I've posted songs on facebook. I've posted key memories associated with David Bowie's records on twitter. Hopefully, this will be my last word on the matter. I hate celebrity worship and I hate how teary people get when famous people die. Bowie was a bit different, however. He was a hero to me and a whole lot of other people in this world who feel they somehow don't fit in with "regular people."
For the record, I was adopted six months before I was born. My biological parents were poor kids from the east side of Indianapolis. In the days before Roe v. Wade, social services encouraged girls like my biological mother to give their babies up for adoption. My parents, the people I call mom and dad because they cleaned my dirty diapers and have been putting up with me ever since, were post-WWII European immigrants. I grew up schizo, torn between my "white trash" inclinations to get wasted and listen to heavy metal music, and the influence of my parents (the ones who raised me), who wanted me to be an "intellectual," who exposed me to classical music and Kafka and all the "refined" things in life. In school, when I told kids I'd been adopted, they'd take three steps back and treat me like an alien. When I started listening to Bowie's music in the sixth grade, I realized lots of people are "strange." I learned to ignore the conformists and show them my middle finger if they ever got too obnoxious. For that alone, I should be grateful to Bowie.
But David Bowie taught me something more important than not giving a shit about the conformist fatheads in the world--Bowie taught me what it means to be an artist. The key word: Evolution. An artist must always move forward, never wallow in a particular style or genre simply because they've experienced some fame or notoriety for that particular work. I love how he made "Low" when the Sex Pistols were stomping around putting down anything that wasn't three chords and a cloud of dust. I love how that record pissed off executives at RCA and how, allegedly, Bowie didn't give one ounce of a shit what they thought."Low" is my favorite Bowie record and serves as a constant reminder that an artist must never do what others expect, only what he or she feels is right at the moment.

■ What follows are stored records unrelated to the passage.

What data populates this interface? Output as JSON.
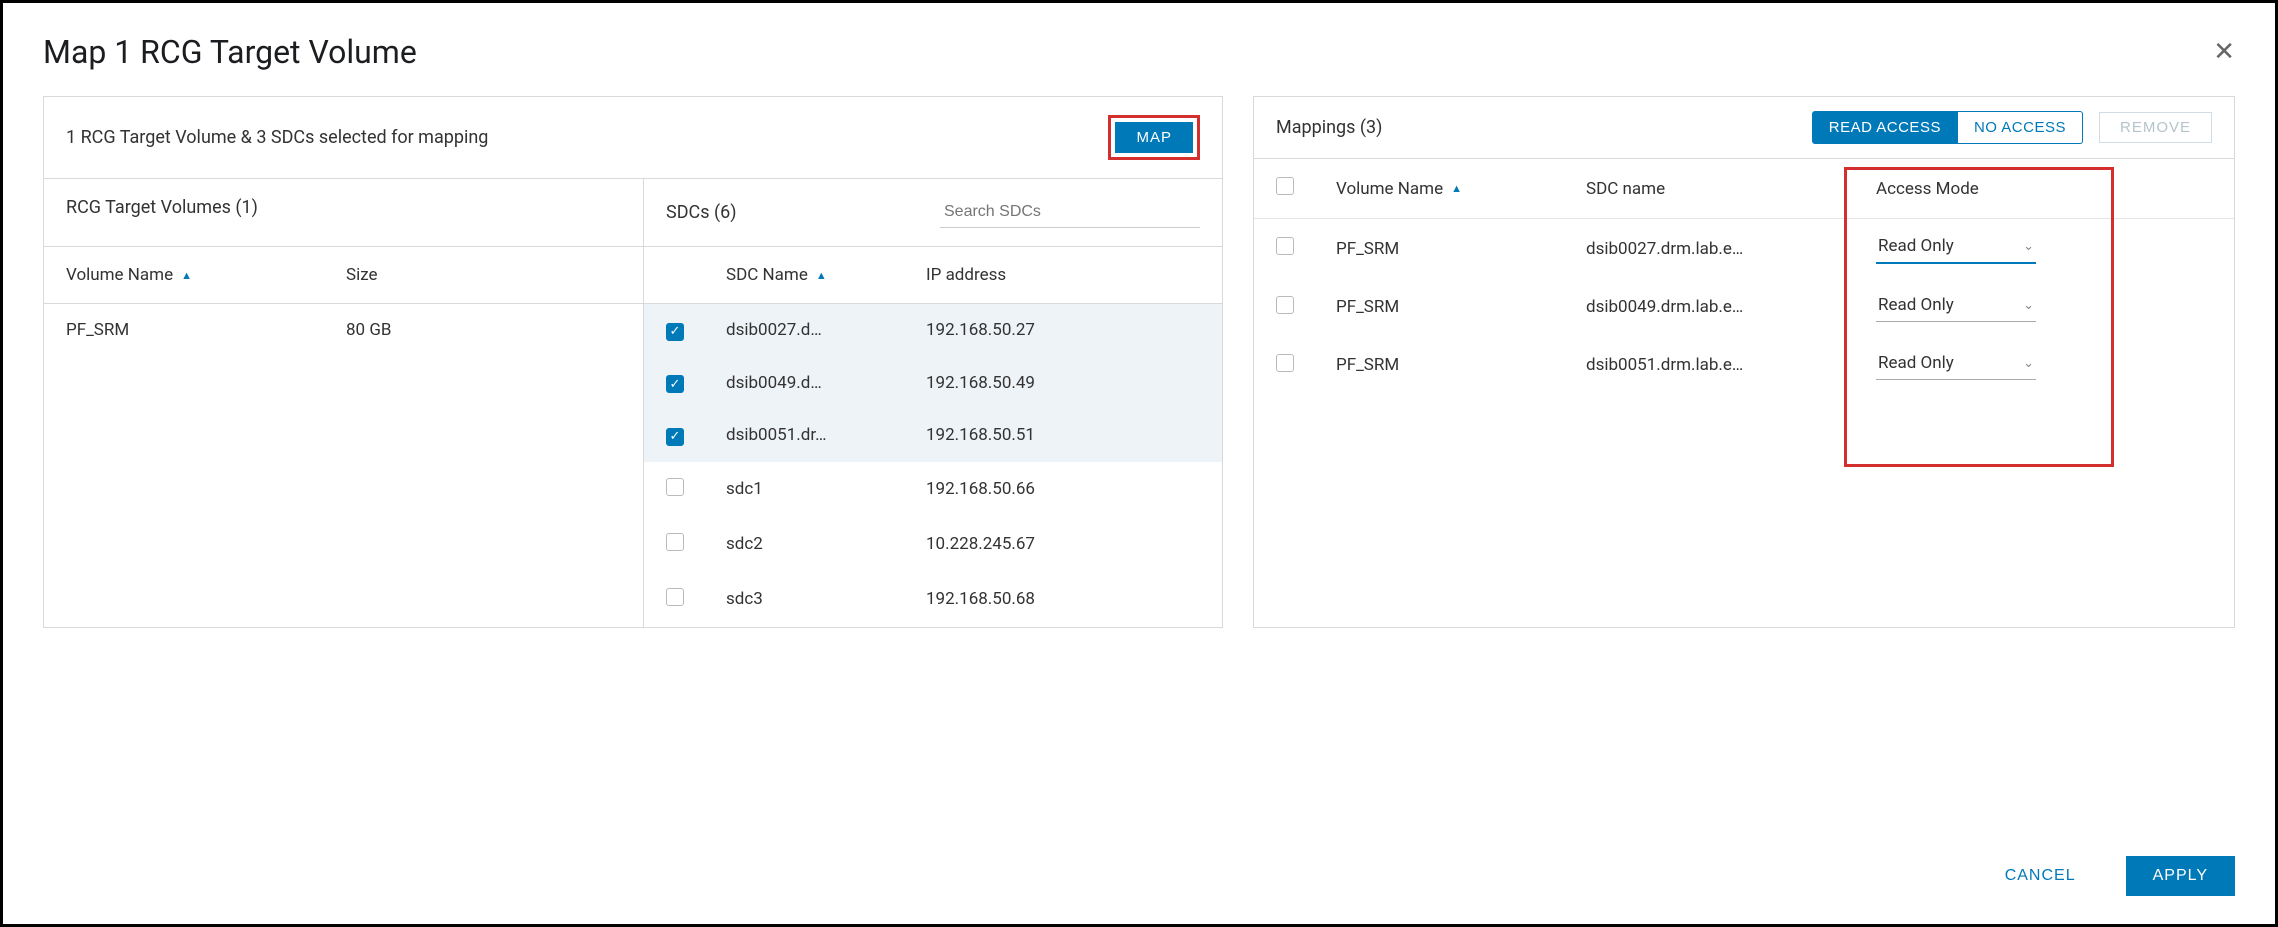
{
  "modal": {
    "title": "Map 1 RCG Target Volume"
  },
  "left": {
    "summary": "1 RCG Target Volume & 3 SDCs selected for mapping",
    "map_label": "MAP",
    "volumes_header": "RCG Target Volumes (1)",
    "sdcs_header": "SDCs (6)",
    "search_placeholder": "Search SDCs",
    "th_volume": "Volume Name",
    "th_size": "Size",
    "th_sdcname": "SDC Name",
    "th_ip": "IP address",
    "volumes": [
      {
        "name": "PF_SRM",
        "size": "80 GB"
      }
    ],
    "sdcs": [
      {
        "name": "dsib0027.d…",
        "ip": "192.168.50.27",
        "checked": true
      },
      {
        "name": "dsib0049.d…",
        "ip": "192.168.50.49",
        "checked": true
      },
      {
        "name": "dsib0051.dr…",
        "ip": "192.168.50.51",
        "checked": true
      },
      {
        "name": "sdc1",
        "ip": "192.168.50.66",
        "checked": false
      },
      {
        "name": "sdc2",
        "ip": "10.228.245.67",
        "checked": false
      },
      {
        "name": "sdc3",
        "ip": "192.168.50.68",
        "checked": false
      }
    ]
  },
  "right": {
    "title": "Mappings (3)",
    "read_access": "READ ACCESS",
    "no_access": "NO ACCESS",
    "remove": "REMOVE",
    "th_volume": "Volume Name",
    "th_sdc": "SDC name",
    "th_am": "Access Mode",
    "rows": [
      {
        "volume": "PF_SRM",
        "sdc": "dsib0027.drm.lab.e…",
        "mode": "Read Only"
      },
      {
        "volume": "PF_SRM",
        "sdc": "dsib0049.drm.lab.e…",
        "mode": "Read Only"
      },
      {
        "volume": "PF_SRM",
        "sdc": "dsib0051.drm.lab.e…",
        "mode": "Read Only"
      }
    ]
  },
  "footer": {
    "cancel": "CANCEL",
    "apply": "APPLY"
  }
}
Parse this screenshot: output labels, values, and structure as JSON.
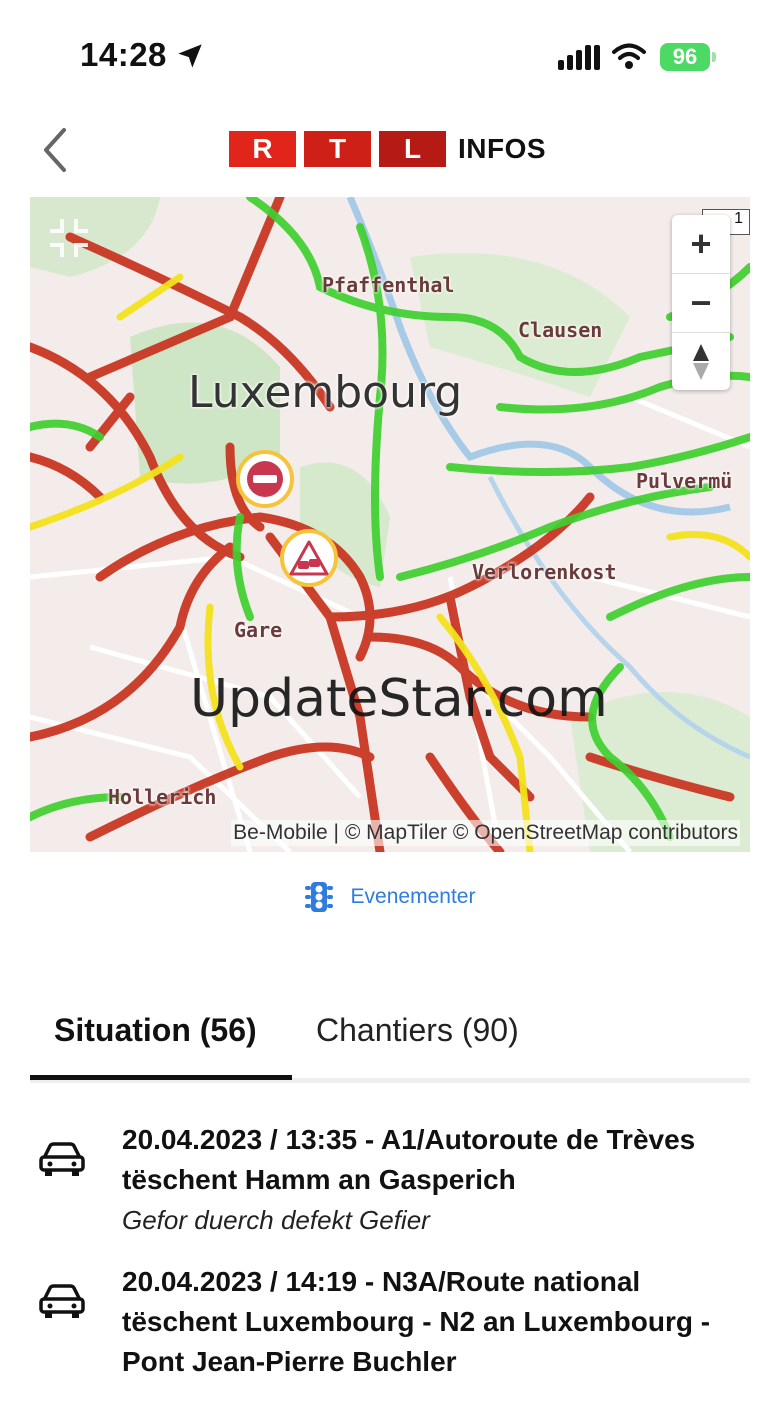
{
  "status_bar": {
    "time": "14:28",
    "battery": "96"
  },
  "header": {
    "logo_letters": [
      "R",
      "T",
      "L"
    ],
    "logo_suffix": "INFOS"
  },
  "map": {
    "city_label": "Luxembourg",
    "places": [
      "Pfaffenthal",
      "Clausen",
      "Pulvermü",
      "Verlorenkost",
      "Gare",
      "Hollerich"
    ],
    "watermark": "UpdateStar.com",
    "attribution": "Be-Mobile | © MapTiler © OpenStreetMap contributors",
    "scale_text": "1",
    "zoom_in": "+",
    "zoom_out": "−"
  },
  "events_link": {
    "label": "Evenementer"
  },
  "tabs": [
    {
      "label": "Situation (56)",
      "active": true
    },
    {
      "label": "Chantiers (90)",
      "active": false
    }
  ],
  "incidents": [
    {
      "title": "20.04.2023 / 13:35 - A1/Autoroute de Trèves tëschent Hamm an Gasperich",
      "subtitle": "Gefor duerch defekt Gefier"
    },
    {
      "title": "20.04.2023 / 14:19 - N3A/Route national tëschent Luxembourg - N2 an Luxembourg - Pont Jean-Pierre Buchler",
      "subtitle": ""
    }
  ],
  "colors": {
    "brand_red": "#e1251b",
    "link_blue": "#2f7be0",
    "traffic_green": "#3fcf2f",
    "traffic_red": "#c8321e",
    "traffic_yellow": "#f2e21b"
  }
}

With all my rantings about Hollywood's lack of creativity, Bowie's life and career serve as a vital reminder what the responsibility of an artist is: Again, EVOLVE. Rather than say, "our prayers are with his family," or shed tears for someone we (most of us) never met in person, let us take advantage of this moment to remember what we love about being artists, why we are artists, and how commercial expectations have shit all to do with creativity. For those who are like me--broke as joke and in possession of hardly any audience to speak of, as well as those who have "made it" and have an audience, let us tell the suits and ties who insist on producing the same shit, over and over again, NO MORE. Let us take this moment to have a revolution in the 21st century, let us return to the times of anti-materialism, when the stock market didn't determine what artists would produce.
Let us take the power back from the greedheads and provide the world, once more, with art that is both entertaining and meaningful.